Orthochromatic Film & The Powder Blues BandTuesday, December 17, 2019
|Tom Lavin circa 1981|
Most of the photography magazines these days feature wildlife pictures, pristine lakes that reflect dramatic skies and mountains or natives in doorways in Mexico or Afghanistan. Perhaps the reason for this is that modern digital cameras are designed for photographers who like to shoot on automatic. Shots of the above if taken RAW are fixable if there are exposure mistakes.
The ideas of filters (on camera lens) not in a phone or camera program, is all but forgotten. This for me makes it astounding to find out that the venerable film company, Ilford is coming out with orthochromatic film.
Most of b+w film that is stil available these days is called panchromatic. This means that the film is sensitive to the colours of our spectrum (in whites, blacks and grays). But by now we should know that film (colour or b+w) video and digital sensors are more sensitive in the ultraviolet side of the spectrum and less sensitive to what our human eyes notice first, which are the colours on the yellow, orange and red side of the spectrum. We notice these colours more and that explain why fire engines are red (I have been told that in Surrey they are green). This non-human sensitivity to UV is why many cameras have built-in UV filters and the reason why photographers of my ilk used to use skylight filters.
The one film that was the exception to the above was Kodak B+W Infrared Film and their Extended Red Sensitivity Technical Pan (both, alas! discontinued) which had sensitivity beyond our human red. These films which had a red sensitivity made the colours red, orange and yellow lighter. They eliminated freckles and made redheads blondes. Because blue skies feature a color (blue) on the opposite side of the spectrum, these skies were rendered dark. Slipping a red filter on his movie cameras is what John Ford did to make white puffy clouds in jet black skies.

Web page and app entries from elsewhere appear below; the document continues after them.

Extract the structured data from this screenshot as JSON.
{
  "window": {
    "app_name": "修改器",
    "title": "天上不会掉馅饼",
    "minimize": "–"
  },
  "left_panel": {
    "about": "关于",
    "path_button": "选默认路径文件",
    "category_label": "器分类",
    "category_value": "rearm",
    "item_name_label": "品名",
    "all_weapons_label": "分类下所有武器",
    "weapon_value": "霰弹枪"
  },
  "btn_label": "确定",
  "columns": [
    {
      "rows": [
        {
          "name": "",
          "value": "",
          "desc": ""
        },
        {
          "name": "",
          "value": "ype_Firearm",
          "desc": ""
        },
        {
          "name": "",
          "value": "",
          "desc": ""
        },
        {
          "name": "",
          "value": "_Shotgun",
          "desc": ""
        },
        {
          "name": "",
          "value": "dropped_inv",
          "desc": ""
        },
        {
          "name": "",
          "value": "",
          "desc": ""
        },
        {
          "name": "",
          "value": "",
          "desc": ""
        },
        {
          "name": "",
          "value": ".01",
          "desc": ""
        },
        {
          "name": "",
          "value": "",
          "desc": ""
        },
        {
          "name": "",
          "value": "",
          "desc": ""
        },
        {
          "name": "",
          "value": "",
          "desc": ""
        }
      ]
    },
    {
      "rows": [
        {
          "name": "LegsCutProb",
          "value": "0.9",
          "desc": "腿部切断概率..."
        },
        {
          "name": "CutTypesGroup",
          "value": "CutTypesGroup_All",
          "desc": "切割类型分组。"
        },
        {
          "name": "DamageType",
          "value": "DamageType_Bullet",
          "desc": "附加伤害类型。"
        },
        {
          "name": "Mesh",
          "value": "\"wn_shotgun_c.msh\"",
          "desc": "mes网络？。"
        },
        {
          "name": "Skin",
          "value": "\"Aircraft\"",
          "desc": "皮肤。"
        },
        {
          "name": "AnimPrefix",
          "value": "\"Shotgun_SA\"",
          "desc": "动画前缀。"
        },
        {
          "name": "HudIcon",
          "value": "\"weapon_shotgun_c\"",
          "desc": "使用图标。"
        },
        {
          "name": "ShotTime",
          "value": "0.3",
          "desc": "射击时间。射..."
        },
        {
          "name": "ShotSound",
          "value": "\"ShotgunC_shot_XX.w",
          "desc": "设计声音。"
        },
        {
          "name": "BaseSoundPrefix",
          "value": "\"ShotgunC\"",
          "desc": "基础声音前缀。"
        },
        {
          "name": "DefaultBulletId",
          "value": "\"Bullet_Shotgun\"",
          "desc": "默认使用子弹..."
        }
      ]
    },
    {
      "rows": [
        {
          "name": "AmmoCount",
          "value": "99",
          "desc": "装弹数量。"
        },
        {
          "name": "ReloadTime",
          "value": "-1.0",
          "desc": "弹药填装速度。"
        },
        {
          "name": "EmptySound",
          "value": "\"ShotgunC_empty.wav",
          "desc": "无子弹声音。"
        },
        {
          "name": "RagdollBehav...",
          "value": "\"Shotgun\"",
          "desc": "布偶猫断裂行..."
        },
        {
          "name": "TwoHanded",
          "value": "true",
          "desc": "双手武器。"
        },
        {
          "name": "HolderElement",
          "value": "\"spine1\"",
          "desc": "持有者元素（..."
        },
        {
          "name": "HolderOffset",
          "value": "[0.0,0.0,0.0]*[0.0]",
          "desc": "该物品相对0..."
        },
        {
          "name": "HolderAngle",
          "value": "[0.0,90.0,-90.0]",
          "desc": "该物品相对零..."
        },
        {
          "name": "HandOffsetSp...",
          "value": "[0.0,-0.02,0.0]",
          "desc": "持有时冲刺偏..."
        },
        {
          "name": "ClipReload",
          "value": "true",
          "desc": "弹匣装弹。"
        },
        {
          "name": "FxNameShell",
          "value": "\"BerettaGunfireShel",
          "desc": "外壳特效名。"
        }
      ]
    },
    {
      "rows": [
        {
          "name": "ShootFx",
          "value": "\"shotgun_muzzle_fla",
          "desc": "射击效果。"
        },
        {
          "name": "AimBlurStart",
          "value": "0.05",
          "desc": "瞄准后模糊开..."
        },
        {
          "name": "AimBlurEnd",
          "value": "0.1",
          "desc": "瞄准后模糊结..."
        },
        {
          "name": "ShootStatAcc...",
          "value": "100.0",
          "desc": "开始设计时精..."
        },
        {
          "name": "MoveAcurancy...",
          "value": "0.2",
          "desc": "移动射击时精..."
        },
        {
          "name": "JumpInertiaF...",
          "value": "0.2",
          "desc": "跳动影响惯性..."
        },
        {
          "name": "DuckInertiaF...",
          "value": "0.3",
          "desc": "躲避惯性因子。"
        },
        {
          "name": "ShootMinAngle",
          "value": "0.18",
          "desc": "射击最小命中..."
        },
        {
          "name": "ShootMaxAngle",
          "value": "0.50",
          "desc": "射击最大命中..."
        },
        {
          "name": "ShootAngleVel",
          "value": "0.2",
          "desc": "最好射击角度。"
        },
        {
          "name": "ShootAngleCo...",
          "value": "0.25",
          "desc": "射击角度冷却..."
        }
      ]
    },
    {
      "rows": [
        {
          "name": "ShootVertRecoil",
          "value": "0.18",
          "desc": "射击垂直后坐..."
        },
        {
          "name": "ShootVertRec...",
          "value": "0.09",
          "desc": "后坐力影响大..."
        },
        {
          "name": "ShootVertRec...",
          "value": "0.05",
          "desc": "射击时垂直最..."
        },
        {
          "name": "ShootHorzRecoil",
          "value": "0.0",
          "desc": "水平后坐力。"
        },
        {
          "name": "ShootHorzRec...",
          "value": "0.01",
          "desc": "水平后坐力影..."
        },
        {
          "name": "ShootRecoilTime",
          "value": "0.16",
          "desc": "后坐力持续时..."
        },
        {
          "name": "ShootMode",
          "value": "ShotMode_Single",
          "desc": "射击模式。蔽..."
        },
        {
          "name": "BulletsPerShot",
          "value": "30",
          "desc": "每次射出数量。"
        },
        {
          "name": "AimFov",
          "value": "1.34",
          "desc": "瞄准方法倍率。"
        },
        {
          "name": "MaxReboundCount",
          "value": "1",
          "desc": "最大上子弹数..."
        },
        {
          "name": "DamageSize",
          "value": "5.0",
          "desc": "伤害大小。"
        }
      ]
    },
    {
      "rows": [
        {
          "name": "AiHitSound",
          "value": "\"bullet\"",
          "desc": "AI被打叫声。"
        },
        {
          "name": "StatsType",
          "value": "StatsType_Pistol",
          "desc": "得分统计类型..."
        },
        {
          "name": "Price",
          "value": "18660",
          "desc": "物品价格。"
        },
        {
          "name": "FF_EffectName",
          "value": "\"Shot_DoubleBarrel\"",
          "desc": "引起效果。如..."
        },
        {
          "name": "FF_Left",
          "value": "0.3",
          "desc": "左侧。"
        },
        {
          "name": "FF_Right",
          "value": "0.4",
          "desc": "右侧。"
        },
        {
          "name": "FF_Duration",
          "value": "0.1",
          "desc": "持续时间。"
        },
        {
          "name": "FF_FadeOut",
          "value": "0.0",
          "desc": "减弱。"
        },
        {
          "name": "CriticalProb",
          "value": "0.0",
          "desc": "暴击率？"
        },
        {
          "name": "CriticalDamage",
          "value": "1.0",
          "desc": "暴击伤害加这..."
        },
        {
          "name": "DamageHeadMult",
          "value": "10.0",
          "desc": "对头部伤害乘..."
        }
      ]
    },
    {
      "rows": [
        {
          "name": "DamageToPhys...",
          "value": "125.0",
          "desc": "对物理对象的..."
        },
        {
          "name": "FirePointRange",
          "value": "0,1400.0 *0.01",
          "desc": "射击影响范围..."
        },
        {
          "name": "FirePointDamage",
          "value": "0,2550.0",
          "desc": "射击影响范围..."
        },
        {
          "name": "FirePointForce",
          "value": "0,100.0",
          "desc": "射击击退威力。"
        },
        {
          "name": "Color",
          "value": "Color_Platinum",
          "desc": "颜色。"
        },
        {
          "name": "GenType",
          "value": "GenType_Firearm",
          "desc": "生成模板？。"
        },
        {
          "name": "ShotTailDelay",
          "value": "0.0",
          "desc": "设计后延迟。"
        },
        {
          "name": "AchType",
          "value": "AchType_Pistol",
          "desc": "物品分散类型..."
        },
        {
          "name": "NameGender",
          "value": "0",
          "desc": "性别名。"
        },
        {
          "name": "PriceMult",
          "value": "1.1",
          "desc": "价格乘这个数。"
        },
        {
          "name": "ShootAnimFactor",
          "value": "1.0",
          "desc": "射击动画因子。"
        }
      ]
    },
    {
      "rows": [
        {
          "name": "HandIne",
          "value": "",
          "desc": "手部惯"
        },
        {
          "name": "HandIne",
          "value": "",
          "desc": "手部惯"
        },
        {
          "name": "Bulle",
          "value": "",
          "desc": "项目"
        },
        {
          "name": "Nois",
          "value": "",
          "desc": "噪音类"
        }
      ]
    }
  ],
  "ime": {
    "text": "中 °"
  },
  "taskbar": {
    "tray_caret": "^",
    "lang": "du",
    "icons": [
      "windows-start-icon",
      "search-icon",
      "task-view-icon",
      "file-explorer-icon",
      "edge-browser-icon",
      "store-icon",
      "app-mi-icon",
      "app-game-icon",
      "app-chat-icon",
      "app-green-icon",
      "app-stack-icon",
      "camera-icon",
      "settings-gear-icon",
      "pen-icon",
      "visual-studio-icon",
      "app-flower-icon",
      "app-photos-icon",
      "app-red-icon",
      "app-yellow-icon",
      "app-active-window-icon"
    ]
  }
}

The 1931 film with Frederick March, Dr. Jekyll and Mr. Hyde was obviously shot before the special effects revolution of the late 20th century. In order to transform March from normal to horrific they played with makeup and used orthochromatic film. This film had sensitivity to blues and greens and rendered the reds, oranges and yellows very dark. Thus Hyde is rendered monstrous when filmed with orthochromatic movie film.
In my time as a magazine photographer orthochromatic film was no longer available except at Kodalith which was used to make high contrast positives and negatives. When I photographed interesting older men I would slip a deep green filter when using b+w film. My resulting exposures maximized “manly” blemishes and resulted in portraits that had that extra “manly” character. No photographer would have dared use those green filters to photograph women.
I wonder then why Ilford is launching orthochromatic film which will render blue skies lighter and the same for green vegetation?
The photographs you see here I may have taken around 1981 of Tom Lavin and his Powder Blues Band. I know for sure that for Lavin’s portrait I used a deep green filter. The green filter was one of Karsh’s tricks.
I understand that the Powder Blues Band will be performing in 2020. It would be interesting to reprise Mr. Lavin either with b+w film and a deep green filter or to try Ilford's new film.